Lammrücken / Erbse / grüner Spargel / kleines Ragout
Saddle of lamb / pea, green asparagus, ragout

Greetings from the Chef


Himbeere / Pfirsich / Sauerampfer / Vanille
Raspberry / peach, vanilla, sorrel

Schwarzwälder Kirsch / Schokolade / Kirschwasser / Sorbet
Black Forest Cherry / chocolate, kirschwasser, sherbet



Greetings from the Chef

The Wines

Mathias Schreiber: Our wine list now comprises more than 250 entries, including numerous big names, but also valuable insider secrets, thanks not least to the current generation of German winemakers.

We chose the following 6 wines, all German except for the last bottle. Le Reysse, however, is German-owned.

Weinsinn is Moving

Most likely, this was my last dinner at the Weinsinn at its current location. Weinsinn is closing its doors at its current location at the end of September and will reopen a few weeks later in the Weserstrasse, close to the Willy Brandt Platz. The 27 written on a blackboard at the bar of the Weinsinn at the night we were there indicated the number of remaining evenings left at the current location.

Picture: Weinsinn is Moving

schiller-wine: Related Postings

Schiller's Favorite Wine Bars in Frankfurt, Germany

Heads up for the 2017 Tours - to Germany and France - by ombiasy WineTours

Burgundy (and Champagne) 2016 Tour by ombiasy WineTours: From Lyon to Reims - Wine, Food, Culture and History

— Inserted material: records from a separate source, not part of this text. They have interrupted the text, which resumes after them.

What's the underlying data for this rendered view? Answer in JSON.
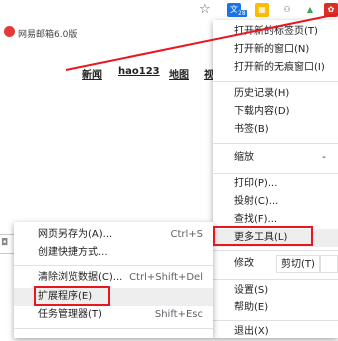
{
  "bookmark": {
    "title": "网易邮箱6.0版"
  },
  "nav_links": [
    "新闻",
    "hao123",
    "地图",
    "视"
  ],
  "extensions": [
    {
      "icon": "translate-extension-icon",
      "color": "#1a73e8"
    },
    {
      "icon": "colorful-extension-icon",
      "color": "#fbbc04"
    },
    {
      "icon": "link-extension-icon",
      "color": "#5f6368"
    },
    {
      "icon": "chart-extension-icon",
      "color": "#34a853"
    },
    {
      "icon": "abp-extension-icon",
      "color": "#d93025"
    }
  ],
  "ext_badge": "28",
  "main_menu": {
    "new_tab": "打开新的标签页(T)",
    "new_window": "打开新的窗口(N)",
    "new_incognito": "打开新的无痕窗口(I)",
    "history": "历史记录(H)",
    "downloads": "下载内容(D)",
    "bookmarks": "书签(B)",
    "zoom_label": "缩放",
    "zoom_minus": "-",
    "print": "打印(P)...",
    "cast": "投射(C)...",
    "find": "查找(F)...",
    "more_tools": "更多工具(L)",
    "edit_label": "修改",
    "cut": "剪切(T)",
    "settings": "设置(S)",
    "help": "帮助(E)",
    "exit": "退出(X)"
  },
  "sub_menu": {
    "save_page": "网页另存为(A)...",
    "save_page_shortcut": "Ctrl+S",
    "create_shortcut": "创建快捷方式...",
    "clear_data": "清除浏览数据(C)...",
    "clear_data_shortcut": "Ctrl+Shift+Del",
    "extensions": "扩展程序(E)",
    "task_manager": "任务管理器(T)",
    "task_manager_shortcut": "Shift+Esc"
  },
  "colors": {
    "annotation_red": "#e8171f",
    "menu_bg": "#ffffff"
  }
}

Germany-East Tour 2017 by ombiasy WineTours: Wine, Art, Culture and History

Salon Tasting at Schiller's Home: Sparkling Wines of the World

Salon Tasting at Schiller‘s Home: Domaine Weinbach, Alsace, Vintage 2014 (2017)

Lunch and Beaujolais at Weinsinn in Frankfurt am Main, Germany

Sauvignon Blanc in Austria – A Comparative Tasting with Falstaff's Peter Moser at Weinsinn in Frankfurt, Germany

Schiller's Favorite Wine Bars in Frankfurt, Germany

Schiller's Favorite Apple Wine Taverns in Frankfurt am Main, Germany

Schiller's Favorites: Frankfurt Apple Wine Taverns that Make their own Apple Wine - Frankfurter Apfelweinlokale die noch selbst Keltern, Germany

The Best Restaurants in the Greater Frankfurt am Main Region, Germany

Wine in Frankfurt am Main? - Weingut der Stadt Frankfurt, Germany

No comments:

Post a Comment